Directions for this task
In the data that follows, count the lines in which the word "dims" occurs, and report that figure alone.
◇ ◇ ◇
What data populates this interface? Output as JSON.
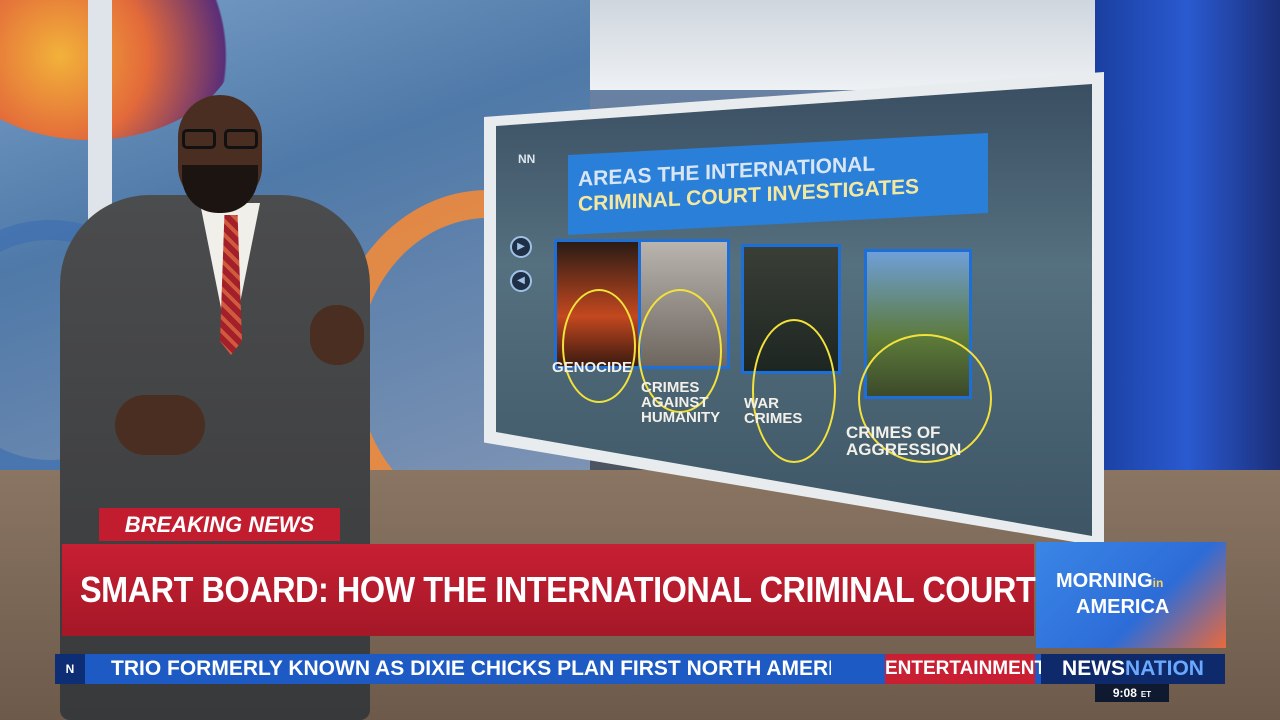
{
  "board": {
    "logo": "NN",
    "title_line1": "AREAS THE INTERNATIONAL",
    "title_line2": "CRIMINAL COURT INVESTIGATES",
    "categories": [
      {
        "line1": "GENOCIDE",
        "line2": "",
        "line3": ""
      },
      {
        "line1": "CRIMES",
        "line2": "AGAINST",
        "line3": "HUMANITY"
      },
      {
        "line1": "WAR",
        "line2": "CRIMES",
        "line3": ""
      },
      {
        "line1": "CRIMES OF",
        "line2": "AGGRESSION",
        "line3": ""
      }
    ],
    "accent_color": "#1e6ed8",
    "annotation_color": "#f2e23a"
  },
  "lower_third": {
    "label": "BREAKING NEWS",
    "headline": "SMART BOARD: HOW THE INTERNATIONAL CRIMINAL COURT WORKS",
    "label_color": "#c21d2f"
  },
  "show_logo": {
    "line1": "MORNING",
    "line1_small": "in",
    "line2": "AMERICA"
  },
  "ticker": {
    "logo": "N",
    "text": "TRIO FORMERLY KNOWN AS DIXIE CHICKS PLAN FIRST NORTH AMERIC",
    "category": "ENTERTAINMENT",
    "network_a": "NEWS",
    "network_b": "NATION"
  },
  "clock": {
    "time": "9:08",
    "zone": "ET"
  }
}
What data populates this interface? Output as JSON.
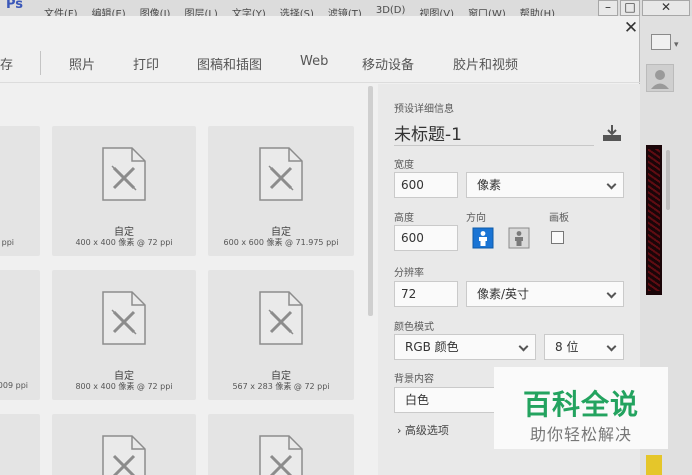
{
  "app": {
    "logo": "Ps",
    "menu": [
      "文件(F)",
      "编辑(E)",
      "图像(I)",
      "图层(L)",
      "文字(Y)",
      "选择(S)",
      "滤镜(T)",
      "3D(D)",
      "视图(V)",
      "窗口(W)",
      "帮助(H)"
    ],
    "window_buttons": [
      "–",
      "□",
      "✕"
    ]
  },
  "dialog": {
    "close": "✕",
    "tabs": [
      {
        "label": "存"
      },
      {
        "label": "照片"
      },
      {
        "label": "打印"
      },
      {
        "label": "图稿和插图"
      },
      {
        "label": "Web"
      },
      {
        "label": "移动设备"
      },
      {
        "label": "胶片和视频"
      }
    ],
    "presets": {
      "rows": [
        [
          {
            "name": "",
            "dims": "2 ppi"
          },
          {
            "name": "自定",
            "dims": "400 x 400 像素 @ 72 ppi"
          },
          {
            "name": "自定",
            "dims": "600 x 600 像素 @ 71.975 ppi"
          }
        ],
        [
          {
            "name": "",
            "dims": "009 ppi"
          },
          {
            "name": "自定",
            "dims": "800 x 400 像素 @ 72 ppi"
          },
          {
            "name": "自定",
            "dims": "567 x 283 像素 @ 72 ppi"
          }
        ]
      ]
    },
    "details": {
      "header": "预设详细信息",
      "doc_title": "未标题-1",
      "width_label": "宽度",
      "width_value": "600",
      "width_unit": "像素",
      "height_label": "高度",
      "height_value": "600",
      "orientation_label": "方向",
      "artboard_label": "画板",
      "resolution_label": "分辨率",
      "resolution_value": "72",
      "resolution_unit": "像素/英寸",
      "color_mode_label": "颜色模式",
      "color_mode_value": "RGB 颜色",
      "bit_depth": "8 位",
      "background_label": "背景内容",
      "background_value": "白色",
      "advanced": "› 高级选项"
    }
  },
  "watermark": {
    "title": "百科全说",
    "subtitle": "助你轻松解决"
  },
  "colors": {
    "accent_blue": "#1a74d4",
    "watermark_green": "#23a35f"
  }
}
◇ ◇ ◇
The completed task
6